As an employee, leaving a job can leave you feeling bittersweet, sad, or even excited! But how does your employer feel? Although most people don’t stay at one job forever, it can still be shocking and disruptive when an employee decides to leave.
Employees leave for many reasons. A survey carried out by Salary.com shows the top 10 reasons why people leave their jobs including; 57.2% inadequate compensation, 37.3% career advancement, 34.2% insufficient recognition, 20.1% boredom, 16.9% inadequate benefits, 15.3% lack of professional development, 11.8% insufficient job security, 10.5% stress, 10% poor relationships with management, 9% undesirable commute. Whatever the reason, employees should always keep in mind how a “bad” exit from their current employer can affect their career down the line.
Do you want a good recommendation or future business contact? In an age where technology really doesn’t let us lose track of contacts (i.e. Social Media), it is more important than ever not to burn bridges! This is just one huge reason why you should make sure that your former employer(s) and coworkers remember you in a good way.
1. Don’t boast...have a discussion with your boss instead
The first thing you should do after making the decision to leave is have a discussion with your immediate boss. Give reasons why you are leaving and have an honest conversation. Based on this conversation, your boss will do one of two things; either he/she will wish you well or make you a counter offer influence your decision to leave. At this point it is completely up to you on how to proceed but at least whatever you do will be perceived as a positive.
If you still choose to leave try to keep the news on a need to know basis. Many organizations have a set way that they like to break the news to their employees. Respect the process and bow out graciously.
2. Leave on a high note...tie up loose ends
Where appropriate, leave a “how to” guide for your replacement and offer to be accessible for a few weeks after you leave to answer any questions to ease the transition. It may also be a good idea to write "thank you" parting notes to colleagues that you will be leaving behind. Showing concern and the desire to tie up loose ends will ease any anxiety associated with your departure and allow you to leave behind a positive legacy.
3. Timing...give notice
Assuming that you have been in a job for any real length of time, it is not unreasonable to give a minimum of two week’s notice. Remember, if you decide just to walk out and never look back, there may be backlash from your employer (e.g. no reference). Also, remember your former employer needs to fill the role left vacant by your departure. Most often it’s not as simple as posting the job and receiving a response from the perfect candidate. Most jobs take serious effort to fill and employers need time to find the best possible candidate so, give as much notice as you can.

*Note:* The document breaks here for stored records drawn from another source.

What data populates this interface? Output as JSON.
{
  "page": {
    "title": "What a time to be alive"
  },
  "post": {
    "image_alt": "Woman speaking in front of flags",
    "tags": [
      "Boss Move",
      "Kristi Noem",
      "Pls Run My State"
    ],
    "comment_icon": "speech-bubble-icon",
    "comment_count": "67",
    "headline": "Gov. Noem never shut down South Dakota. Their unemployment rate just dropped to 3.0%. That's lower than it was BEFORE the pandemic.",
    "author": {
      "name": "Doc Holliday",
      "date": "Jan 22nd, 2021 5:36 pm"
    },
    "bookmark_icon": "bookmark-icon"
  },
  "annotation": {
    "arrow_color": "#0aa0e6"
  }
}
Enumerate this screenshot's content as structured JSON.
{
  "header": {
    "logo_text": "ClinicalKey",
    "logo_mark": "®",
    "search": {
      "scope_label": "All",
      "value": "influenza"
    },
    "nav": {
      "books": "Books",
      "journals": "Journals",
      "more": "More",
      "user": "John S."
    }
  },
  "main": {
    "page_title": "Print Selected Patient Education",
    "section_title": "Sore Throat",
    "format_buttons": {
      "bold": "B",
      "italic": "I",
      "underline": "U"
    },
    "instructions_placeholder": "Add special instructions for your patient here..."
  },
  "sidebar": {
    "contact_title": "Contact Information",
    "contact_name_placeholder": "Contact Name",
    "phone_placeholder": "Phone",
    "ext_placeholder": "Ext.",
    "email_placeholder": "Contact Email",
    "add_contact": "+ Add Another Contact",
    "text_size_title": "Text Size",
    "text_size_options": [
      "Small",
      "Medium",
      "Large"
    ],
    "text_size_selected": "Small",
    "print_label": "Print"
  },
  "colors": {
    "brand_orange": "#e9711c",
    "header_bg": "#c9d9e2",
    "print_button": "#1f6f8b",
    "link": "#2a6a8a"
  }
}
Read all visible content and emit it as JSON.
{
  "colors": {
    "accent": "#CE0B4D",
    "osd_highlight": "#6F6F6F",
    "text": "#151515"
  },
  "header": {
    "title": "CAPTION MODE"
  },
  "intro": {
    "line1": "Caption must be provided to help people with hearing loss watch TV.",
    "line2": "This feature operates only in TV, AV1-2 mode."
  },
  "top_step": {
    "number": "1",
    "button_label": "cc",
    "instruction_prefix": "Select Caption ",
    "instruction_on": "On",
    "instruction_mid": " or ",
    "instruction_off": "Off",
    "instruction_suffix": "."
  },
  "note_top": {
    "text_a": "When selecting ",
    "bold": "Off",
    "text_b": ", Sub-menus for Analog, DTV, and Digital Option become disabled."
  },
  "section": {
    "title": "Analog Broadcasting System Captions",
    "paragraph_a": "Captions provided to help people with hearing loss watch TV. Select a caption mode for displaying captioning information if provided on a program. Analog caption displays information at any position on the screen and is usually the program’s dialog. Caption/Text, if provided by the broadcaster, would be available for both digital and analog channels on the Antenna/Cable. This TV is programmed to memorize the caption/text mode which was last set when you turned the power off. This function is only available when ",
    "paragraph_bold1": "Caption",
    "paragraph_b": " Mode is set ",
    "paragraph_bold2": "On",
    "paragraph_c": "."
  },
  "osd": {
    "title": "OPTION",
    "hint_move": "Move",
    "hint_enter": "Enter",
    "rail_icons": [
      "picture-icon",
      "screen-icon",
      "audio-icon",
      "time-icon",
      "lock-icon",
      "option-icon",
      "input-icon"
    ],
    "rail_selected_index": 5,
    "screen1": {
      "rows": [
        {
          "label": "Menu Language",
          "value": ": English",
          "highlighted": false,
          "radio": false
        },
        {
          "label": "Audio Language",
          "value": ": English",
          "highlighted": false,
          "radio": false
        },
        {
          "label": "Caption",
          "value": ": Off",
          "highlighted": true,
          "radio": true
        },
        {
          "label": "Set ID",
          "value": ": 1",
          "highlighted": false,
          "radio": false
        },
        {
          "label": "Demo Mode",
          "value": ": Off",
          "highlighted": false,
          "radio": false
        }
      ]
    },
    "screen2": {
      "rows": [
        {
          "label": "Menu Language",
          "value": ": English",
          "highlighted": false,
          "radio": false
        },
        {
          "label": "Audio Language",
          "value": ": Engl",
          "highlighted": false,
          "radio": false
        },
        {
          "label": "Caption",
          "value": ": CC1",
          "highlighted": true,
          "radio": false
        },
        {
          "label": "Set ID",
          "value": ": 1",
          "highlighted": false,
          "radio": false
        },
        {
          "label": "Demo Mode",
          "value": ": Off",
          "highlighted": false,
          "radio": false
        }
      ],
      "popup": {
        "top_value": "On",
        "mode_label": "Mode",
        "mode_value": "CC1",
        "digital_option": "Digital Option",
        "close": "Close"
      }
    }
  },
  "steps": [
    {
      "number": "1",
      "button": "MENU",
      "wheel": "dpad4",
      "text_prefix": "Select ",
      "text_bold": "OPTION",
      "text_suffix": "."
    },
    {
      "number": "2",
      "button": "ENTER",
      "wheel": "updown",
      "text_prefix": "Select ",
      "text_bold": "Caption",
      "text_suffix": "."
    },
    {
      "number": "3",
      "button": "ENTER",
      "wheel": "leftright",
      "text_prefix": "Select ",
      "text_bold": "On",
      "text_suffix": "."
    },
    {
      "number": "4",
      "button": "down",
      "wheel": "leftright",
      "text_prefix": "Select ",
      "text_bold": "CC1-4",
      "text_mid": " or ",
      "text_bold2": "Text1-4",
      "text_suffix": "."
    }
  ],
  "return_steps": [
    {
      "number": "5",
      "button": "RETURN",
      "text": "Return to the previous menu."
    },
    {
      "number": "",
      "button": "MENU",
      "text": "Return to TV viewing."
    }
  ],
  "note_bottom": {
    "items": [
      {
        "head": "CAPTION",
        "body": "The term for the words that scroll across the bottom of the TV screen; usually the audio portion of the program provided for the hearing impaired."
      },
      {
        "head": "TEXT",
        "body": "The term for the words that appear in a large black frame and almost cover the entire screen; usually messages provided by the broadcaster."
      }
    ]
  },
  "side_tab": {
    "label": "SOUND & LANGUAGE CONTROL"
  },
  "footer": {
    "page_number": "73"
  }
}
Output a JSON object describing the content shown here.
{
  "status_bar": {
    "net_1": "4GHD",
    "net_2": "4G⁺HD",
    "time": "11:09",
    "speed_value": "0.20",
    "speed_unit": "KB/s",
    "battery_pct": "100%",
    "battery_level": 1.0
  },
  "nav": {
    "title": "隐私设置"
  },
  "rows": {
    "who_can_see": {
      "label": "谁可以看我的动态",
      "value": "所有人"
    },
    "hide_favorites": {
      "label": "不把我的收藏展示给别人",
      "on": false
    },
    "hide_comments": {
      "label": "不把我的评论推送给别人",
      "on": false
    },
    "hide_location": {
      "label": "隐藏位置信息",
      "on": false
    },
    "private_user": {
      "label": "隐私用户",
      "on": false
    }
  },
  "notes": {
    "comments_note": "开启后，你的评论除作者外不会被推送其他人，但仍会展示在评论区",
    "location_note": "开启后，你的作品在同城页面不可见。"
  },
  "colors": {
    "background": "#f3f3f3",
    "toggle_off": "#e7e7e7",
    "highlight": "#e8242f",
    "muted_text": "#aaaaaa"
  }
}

Also, to make it easier on yourself, give notice on a Friday. The weekend allows you to avoid the next day weirdness of giving notice and it gives everyone else some time to adjust to your news of leaving.
So, burning bridges is definitely not considered a best practice when it comes to transitioning to another job. By being honest and respecting your current employer’s policies and business needs you will be able to make a smooth exit and trust me, you’ll be glad that you did.